One of Puerto Rico’s greatest living poets – and a sort of “cultural ambassador” between the Dominican Republic (where he was born,) and Puerto Rico (where he was “reborn” at the age of six) – Gómez Berras brings an autobiographical touch to his latest book of poems. Errata de Fe is divided into four sections that explore themes like love, solitude, and language with an masterful lyrical touch.

Available for purchase from Librería Isla.

'Voluntarios de la libertad' by José Alejandro Ortiz Carrión

First Place, “Research and Criticism” category

Adding to an ample body of literature about the international brigades who risked their lives in defense of the Spanish Republic, Ortiz Carrión’s latest monograph retraces the steps of 73 Puerto Ricans who fought against fascist forces in the Spanish Civil War from 1936-1939. Ranging from medics, to soldiers, to war correspondents, the Boricuas profiled in this fascinating slice of history add an important, and previously unwritten chapter to the story of international solidarity with the Spanish Republic.

Available for purchase from Amazon.

'Los Chinos en Puerto Rico' by José Lee Borges

Second Place, “Research and Criticism” category

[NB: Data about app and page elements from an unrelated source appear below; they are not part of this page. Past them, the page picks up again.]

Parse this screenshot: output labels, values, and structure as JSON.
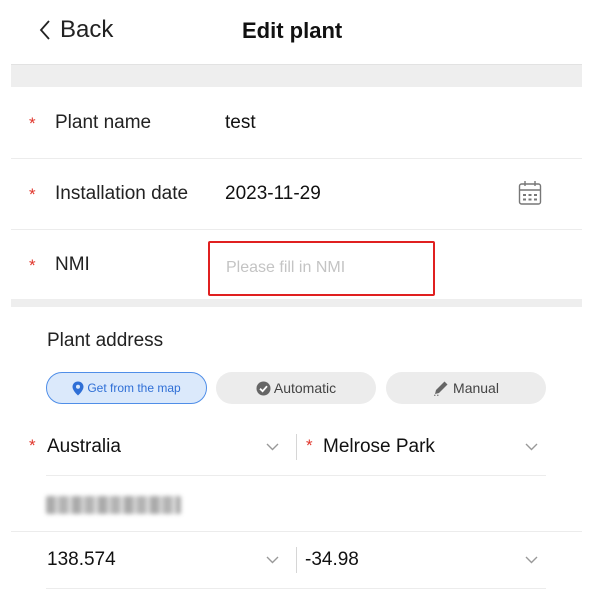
{
  "header": {
    "back_label": "Back",
    "title": "Edit plant"
  },
  "form": {
    "plant_name": {
      "label": "Plant name",
      "value": "test"
    },
    "installation_date": {
      "label": "Installation date",
      "value": "2023-11-29"
    },
    "nmi": {
      "label": "NMI",
      "value": "",
      "placeholder": "Please fill in NMI"
    }
  },
  "address": {
    "section_label": "Plant address",
    "modes": [
      "Get from the map",
      "Automatic",
      "Manual"
    ],
    "selected_mode": "Get from the map",
    "country": "Australia",
    "suburb": "Melrose Park",
    "longitude": "138.574",
    "latitude": "-34.98"
  },
  "colors": {
    "required": "#e0352b",
    "accent": "#2f6fd6",
    "highlight_border": "#e02020"
  },
  "icons": {
    "back": "chevron-left-icon",
    "date": "calendar-icon",
    "map": "location-pin-icon",
    "auto": "check-circle-icon",
    "manual": "pencil-icon",
    "dropdown": "chevron-down-icon"
  }
}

Much is still left to be written about the history of immigration to Puerto Rico, and Lee Borges’ extensive study of Chinese immigration to the island amounts to a fundamental work of local history. Challenging exotifying popular narratives about Chinese settlement on the island, Lee Borges digs all the way back to the construction of the San Juan-Ponce highway in the mid-19th century, which brought droves of forced migrants from the Chinese mainland and Cuba. Bringing us all the way to the present day, Los Chinos en Puerto Rico adds new shades of complexity and cultural diversity to the narrative of Puerto Rican national identity.

Available for purchase from Amazon.

'Tapia: El primer puertorriqueño' by Roberto Ramos-Perea

Third Place, “Research and Criticism” category

Ramos-Perea’s monumental monograph brings together a wealth of written and visual sources in this expansive study of Puerto Rico’s great 19th century playwright, novelist, poet, and abolitionist, Don Alejandro Tapia y Rivera. With over 100 published works, Tapia is widely considered to be the father of Puerto Rican letters, and was well ahead of his time on issues like feminism and racial justice.

Available for purchase from Librería Isla.